EXERCISE
Look through the material below and give the number of lines where the string "kind" occurs, with nothing added.

--- START ---

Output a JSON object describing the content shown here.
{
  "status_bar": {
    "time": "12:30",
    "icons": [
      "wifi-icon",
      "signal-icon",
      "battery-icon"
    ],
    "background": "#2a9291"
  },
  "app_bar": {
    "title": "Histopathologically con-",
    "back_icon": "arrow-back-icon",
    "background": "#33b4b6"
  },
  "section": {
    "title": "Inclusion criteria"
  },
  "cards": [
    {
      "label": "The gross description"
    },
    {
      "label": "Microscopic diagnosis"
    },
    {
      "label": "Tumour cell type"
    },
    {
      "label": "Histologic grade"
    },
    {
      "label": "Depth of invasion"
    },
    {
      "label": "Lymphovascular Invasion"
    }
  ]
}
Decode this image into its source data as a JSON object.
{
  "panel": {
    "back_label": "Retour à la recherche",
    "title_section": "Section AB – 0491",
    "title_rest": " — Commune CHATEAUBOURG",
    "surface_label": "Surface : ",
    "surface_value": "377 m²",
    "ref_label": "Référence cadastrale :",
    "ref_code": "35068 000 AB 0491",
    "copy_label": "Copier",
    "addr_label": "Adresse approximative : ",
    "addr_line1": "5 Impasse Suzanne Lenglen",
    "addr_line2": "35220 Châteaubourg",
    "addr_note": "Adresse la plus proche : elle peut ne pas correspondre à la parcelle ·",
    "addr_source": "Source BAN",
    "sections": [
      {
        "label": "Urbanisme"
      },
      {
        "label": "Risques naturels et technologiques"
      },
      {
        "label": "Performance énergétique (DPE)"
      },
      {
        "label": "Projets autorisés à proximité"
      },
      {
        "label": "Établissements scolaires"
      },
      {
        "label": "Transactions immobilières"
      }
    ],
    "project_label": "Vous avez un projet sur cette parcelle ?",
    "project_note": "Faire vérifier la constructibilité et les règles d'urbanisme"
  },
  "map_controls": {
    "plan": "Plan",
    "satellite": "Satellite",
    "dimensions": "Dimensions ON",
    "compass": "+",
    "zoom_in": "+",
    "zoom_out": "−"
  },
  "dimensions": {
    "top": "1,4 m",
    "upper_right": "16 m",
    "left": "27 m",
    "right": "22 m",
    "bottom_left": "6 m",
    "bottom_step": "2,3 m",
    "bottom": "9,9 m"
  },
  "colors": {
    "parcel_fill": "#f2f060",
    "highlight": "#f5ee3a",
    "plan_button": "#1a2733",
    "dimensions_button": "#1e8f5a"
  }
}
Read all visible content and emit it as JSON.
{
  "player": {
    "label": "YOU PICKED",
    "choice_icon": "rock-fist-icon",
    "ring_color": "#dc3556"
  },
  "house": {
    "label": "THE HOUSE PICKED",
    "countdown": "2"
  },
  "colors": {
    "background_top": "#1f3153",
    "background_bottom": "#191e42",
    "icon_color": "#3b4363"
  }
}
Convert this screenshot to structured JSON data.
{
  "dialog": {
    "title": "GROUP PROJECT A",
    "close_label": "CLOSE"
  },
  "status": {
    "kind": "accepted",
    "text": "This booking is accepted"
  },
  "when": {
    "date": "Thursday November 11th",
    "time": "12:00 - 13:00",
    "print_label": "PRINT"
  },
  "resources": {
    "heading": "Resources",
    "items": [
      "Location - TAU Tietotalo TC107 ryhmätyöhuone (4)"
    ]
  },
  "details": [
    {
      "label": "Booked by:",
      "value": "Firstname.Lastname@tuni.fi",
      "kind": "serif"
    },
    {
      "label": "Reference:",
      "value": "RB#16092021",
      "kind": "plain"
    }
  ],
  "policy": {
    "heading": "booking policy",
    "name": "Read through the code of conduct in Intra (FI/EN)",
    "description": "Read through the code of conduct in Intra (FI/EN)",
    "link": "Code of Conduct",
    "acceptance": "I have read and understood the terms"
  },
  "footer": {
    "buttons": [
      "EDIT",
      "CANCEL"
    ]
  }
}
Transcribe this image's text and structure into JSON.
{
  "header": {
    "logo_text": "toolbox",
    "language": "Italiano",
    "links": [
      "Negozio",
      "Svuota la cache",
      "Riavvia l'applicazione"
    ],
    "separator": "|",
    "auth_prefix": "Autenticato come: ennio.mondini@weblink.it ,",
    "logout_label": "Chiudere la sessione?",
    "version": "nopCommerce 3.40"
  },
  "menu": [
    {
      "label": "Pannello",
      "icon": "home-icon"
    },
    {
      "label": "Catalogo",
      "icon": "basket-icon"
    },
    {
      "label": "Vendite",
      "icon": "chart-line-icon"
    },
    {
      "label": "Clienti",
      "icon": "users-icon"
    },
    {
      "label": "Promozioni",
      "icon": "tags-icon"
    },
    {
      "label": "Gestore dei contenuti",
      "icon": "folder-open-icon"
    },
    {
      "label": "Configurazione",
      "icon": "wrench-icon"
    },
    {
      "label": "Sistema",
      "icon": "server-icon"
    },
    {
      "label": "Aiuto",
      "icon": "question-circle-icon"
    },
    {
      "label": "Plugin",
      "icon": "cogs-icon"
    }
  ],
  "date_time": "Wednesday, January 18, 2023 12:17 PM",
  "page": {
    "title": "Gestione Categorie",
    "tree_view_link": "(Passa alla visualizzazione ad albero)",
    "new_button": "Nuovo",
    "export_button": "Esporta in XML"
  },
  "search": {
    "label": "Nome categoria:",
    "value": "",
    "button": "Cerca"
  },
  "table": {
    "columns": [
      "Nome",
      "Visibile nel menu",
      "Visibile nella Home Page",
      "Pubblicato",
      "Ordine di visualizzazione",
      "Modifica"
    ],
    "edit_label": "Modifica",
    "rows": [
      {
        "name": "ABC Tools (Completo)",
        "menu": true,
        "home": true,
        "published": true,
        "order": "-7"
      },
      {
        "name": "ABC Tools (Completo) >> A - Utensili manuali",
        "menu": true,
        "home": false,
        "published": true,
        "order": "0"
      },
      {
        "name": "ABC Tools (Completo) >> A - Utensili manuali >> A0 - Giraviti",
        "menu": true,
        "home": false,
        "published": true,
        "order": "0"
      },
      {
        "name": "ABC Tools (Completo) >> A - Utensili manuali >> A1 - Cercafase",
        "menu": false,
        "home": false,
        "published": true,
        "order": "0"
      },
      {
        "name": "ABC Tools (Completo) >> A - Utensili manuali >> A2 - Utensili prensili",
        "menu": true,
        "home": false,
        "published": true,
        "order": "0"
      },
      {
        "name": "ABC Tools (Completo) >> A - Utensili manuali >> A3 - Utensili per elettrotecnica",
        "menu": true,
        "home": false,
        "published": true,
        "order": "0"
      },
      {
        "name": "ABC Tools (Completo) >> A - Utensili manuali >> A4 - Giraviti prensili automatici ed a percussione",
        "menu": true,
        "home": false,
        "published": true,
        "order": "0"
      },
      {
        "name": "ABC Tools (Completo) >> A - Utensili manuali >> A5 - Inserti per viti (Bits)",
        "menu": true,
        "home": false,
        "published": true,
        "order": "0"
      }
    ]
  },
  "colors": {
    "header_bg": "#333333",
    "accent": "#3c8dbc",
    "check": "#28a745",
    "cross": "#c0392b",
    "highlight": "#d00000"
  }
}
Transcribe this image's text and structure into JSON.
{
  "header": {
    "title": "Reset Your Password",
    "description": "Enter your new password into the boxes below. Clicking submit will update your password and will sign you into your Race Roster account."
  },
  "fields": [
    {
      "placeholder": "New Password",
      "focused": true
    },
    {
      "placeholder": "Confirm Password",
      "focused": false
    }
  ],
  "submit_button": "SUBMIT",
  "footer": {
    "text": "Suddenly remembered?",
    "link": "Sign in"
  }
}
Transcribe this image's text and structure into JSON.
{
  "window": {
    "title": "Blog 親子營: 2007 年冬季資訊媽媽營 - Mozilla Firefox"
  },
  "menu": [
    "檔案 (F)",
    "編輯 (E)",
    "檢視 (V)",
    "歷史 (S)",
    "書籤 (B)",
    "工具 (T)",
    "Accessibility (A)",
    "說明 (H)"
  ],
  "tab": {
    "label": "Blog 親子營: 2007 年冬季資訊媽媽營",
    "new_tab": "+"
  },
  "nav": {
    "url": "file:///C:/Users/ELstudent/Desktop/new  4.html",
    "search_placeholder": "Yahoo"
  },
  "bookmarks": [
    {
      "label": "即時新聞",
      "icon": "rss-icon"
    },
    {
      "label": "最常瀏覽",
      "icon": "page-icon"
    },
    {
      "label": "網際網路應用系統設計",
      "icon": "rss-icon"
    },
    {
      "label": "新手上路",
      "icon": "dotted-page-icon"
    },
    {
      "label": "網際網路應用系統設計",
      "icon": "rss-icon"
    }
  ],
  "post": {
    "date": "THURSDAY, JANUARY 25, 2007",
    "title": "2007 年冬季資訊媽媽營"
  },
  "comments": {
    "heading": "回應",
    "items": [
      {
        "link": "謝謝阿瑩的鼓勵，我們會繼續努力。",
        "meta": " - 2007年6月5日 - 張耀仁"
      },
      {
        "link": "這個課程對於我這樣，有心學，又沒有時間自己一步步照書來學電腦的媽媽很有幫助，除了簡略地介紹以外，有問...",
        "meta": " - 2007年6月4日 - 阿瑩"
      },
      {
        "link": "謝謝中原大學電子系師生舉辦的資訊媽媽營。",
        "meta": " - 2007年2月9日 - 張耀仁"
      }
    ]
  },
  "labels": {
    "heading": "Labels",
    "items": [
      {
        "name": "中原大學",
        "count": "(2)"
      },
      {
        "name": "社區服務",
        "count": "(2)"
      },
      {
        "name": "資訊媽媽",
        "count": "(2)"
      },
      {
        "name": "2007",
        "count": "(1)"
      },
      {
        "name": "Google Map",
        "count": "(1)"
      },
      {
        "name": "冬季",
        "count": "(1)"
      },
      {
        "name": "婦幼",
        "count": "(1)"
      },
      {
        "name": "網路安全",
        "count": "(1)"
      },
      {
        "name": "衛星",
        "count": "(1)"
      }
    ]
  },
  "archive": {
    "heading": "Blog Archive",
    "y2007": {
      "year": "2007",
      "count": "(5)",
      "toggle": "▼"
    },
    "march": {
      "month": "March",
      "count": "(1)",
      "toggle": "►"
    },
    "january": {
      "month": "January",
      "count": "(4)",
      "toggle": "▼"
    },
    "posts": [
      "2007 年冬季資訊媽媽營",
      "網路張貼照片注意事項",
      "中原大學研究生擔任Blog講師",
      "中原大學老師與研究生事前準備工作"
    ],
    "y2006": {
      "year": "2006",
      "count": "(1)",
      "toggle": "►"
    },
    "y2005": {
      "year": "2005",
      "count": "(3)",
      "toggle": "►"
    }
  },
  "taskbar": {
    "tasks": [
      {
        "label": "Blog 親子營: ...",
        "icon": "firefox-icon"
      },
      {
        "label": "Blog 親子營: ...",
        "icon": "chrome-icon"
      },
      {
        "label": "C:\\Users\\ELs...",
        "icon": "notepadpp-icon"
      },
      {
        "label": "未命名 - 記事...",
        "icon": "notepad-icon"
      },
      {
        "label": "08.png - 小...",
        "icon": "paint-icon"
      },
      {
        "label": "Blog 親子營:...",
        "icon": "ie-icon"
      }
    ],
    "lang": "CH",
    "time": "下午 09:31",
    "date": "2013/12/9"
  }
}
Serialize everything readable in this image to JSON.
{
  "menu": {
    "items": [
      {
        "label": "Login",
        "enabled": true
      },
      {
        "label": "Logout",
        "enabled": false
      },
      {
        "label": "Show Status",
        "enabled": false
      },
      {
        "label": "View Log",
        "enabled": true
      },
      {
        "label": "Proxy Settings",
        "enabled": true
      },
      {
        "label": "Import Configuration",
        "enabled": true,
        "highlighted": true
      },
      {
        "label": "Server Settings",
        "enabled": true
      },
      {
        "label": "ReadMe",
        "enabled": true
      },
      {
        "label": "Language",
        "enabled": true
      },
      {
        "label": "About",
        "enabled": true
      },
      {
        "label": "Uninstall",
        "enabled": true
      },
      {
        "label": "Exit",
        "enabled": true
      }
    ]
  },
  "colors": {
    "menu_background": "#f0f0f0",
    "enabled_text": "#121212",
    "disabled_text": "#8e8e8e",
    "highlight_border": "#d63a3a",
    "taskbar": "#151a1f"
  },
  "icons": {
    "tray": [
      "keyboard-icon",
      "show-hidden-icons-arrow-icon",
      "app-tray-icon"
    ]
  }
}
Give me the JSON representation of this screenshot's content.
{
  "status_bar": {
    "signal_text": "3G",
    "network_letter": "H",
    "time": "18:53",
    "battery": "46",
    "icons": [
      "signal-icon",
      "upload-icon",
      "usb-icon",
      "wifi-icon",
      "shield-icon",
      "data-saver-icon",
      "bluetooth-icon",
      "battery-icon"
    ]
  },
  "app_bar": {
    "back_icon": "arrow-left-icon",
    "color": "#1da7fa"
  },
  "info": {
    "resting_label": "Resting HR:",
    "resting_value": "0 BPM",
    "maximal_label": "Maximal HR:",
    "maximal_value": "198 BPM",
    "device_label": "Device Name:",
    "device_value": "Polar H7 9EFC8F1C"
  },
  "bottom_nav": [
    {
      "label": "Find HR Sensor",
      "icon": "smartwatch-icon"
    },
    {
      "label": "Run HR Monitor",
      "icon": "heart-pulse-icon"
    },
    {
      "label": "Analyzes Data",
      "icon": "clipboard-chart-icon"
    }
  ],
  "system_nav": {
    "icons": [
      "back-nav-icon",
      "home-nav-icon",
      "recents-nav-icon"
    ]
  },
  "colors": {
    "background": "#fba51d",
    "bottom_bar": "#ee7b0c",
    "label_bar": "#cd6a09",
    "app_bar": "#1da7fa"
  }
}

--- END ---

PROBLEM SOLUTION
3